Bam! Something amazing has just happened.
An amazing human being just walked through the front door, pulled you aside, and shared their idea to donate money to your organization. They might’ve said, “You know what, Clay? Those roof tiles are looking a little worn, and I’ve noticed the leak that’s sprung in the corner of the lobby. I want to help replace your roof.” Great! Or they might’ve said, “Your organization has been there for me and our community when we needed you the most, so I want to give this check to you. Do with it as you please.”
It’s something special when you find someone who believes in your cause enough to relinquish their hard-earned cash. But how do you plan to maintain a high donor-retention rate? Those who are willing to give are the heart and blood of a nonprofit. After all, running an organization still costs money, no matter how good its intentions. But how do you nudge them to evolve their generosity from a one-time event to a continued experience? A commitment like that is much harder to earn, and it means being there for them as much as they are for you.
Remember To Treat Donors As People
First and foremost, you can’t treat a person like a piggybank. A big part of donor retention is acknowledgement, which is as simple as a strategy can get. Most people who donate do so because not only do they want to help a good cause, they also have a yearning to be recognized for it. It feels good, so do what you can to make their donation as rewarding as possible. Call them up and thank them over the phone (without asking for money). If you’re the type of organization to participate in public events, be sure to mention their name to those attending. You’ve got all sorts of paraphernalia as well. Add their name to a pamphlet or brochure. The key is to develop a relationship so they feel they are an intimate part of what your organization does.
Bugging people for multiple donations is not the right approach, since it undermines why they donated in the first place. Charity for the sake of charity is more powerful than charity out of obligation. (Can you really call it charity then?) This means if an individual expresses a distaste toward being pressured into giving, respect them for that.
Practicing restraint may be difficult. After all, money isn’t only a commodity. It’s the bottom line for a business to run. Bringing up the possibility of multiple donations isn’t such a terrible thing, but don’t push them. Do your best to recognize them for the donations they’ve already given, and hopefully they’ll come around. If they don’t, at least you’ve maintained positive relationships with your patrons.
Do It Right
Lastly, consider approaching donor acquisition intelligently. Do research on who interacts with your organization. Keep track of your visitors and look for the repeat offenders—those who enjoy you enough to keep coming back. Shotgun methods of approaching anyone who walks through the door will become repetitive with similar results, and your other patrons will take note of what looks like desperation. Instead, focus on friendship building before you consider asking them for donations. If they get to know you and your mission first, they’ll be more receptive to the idea of sacrificing what their hard work has earned them.
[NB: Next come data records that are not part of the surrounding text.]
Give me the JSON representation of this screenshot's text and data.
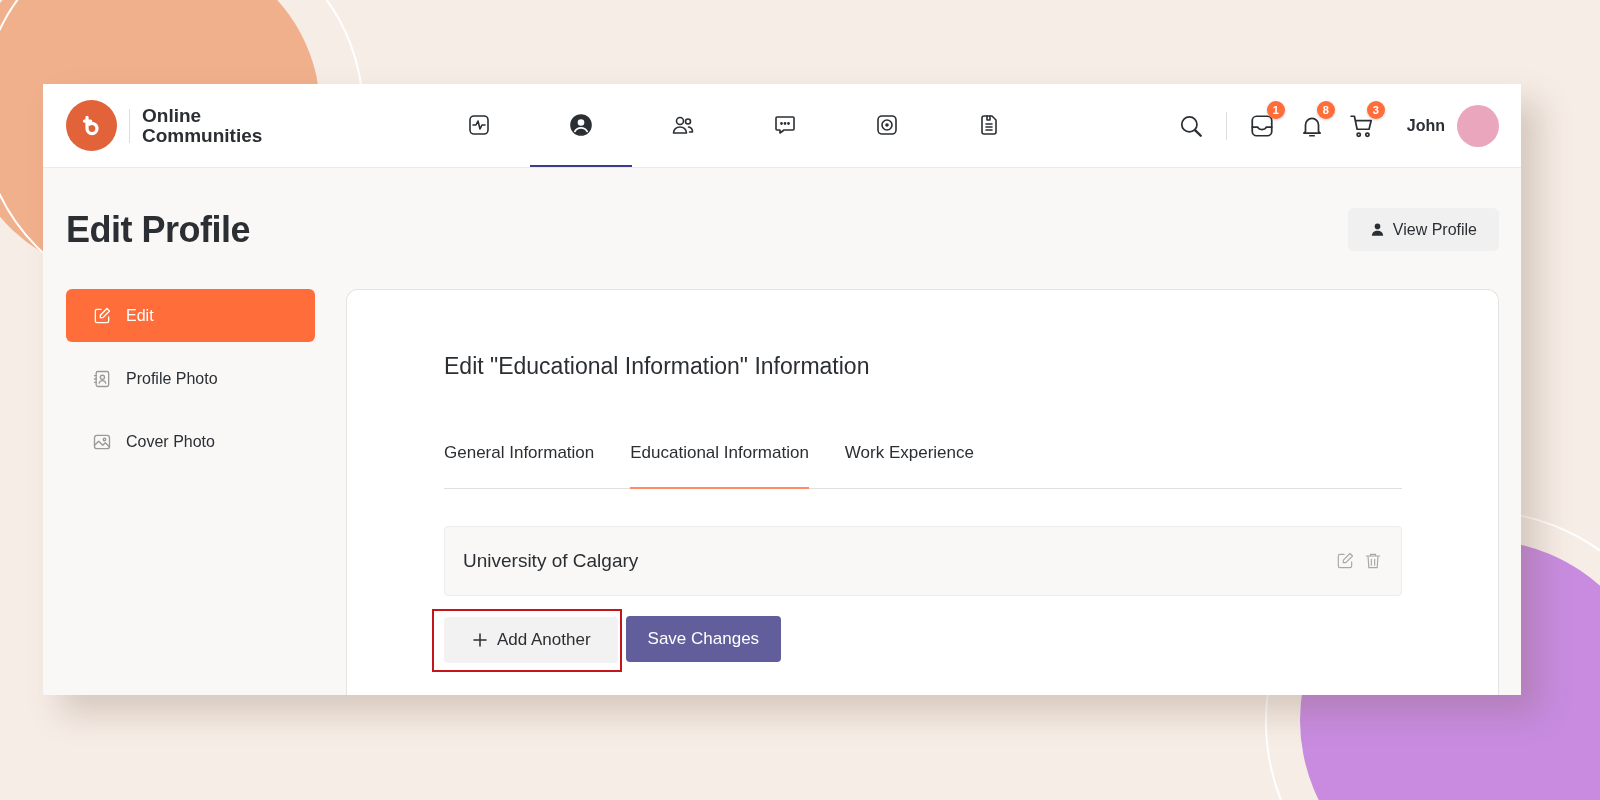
{
  "header": {
    "brand": {
      "line_1": "Online",
      "line_2": "Communities"
    },
    "nav": [
      {
        "selected": false
      },
      {
        "selected": true
      },
      {
        "selected": false
      },
      {
        "selected": false
      },
      {
        "selected": false
      },
      {
        "selected": false
      }
    ],
    "actions": [
      {
        "badge": "1"
      },
      {
        "badge": "8"
      },
      {
        "badge": "3"
      }
    ],
    "user": {
      "name": "John"
    }
  },
  "page_title": "Edit Profile",
  "view_profile_button": "View Profile",
  "sidebar": {
    "items": [
      {
        "label": "Edit",
        "selected": true
      },
      {
        "label": "Profile Photo",
        "selected": false
      },
      {
        "label": "Cover Photo",
        "selected": false
      }
    ]
  },
  "card": {
    "title": "Edit \"Educational Information\" Information",
    "tabs": [
      {
        "label": "General Information",
        "selected": false
      },
      {
        "label": "Educational Information",
        "selected": true
      },
      {
        "label": "Work Experience",
        "selected": false
      }
    ],
    "entries": [
      {
        "name": "University of Calgary"
      }
    ],
    "buttons": [
      {
        "kind": "secondary",
        "label": "Add Another",
        "highlighted": true
      },
      {
        "kind": "primary",
        "label": "Save Changes",
        "highlighted": false
      }
    ]
  }
}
Whether it is donor retention or anything else in life, people should never be treated as a means to an end. They should be respected and befriend your organization. After all, organizations are made up of people.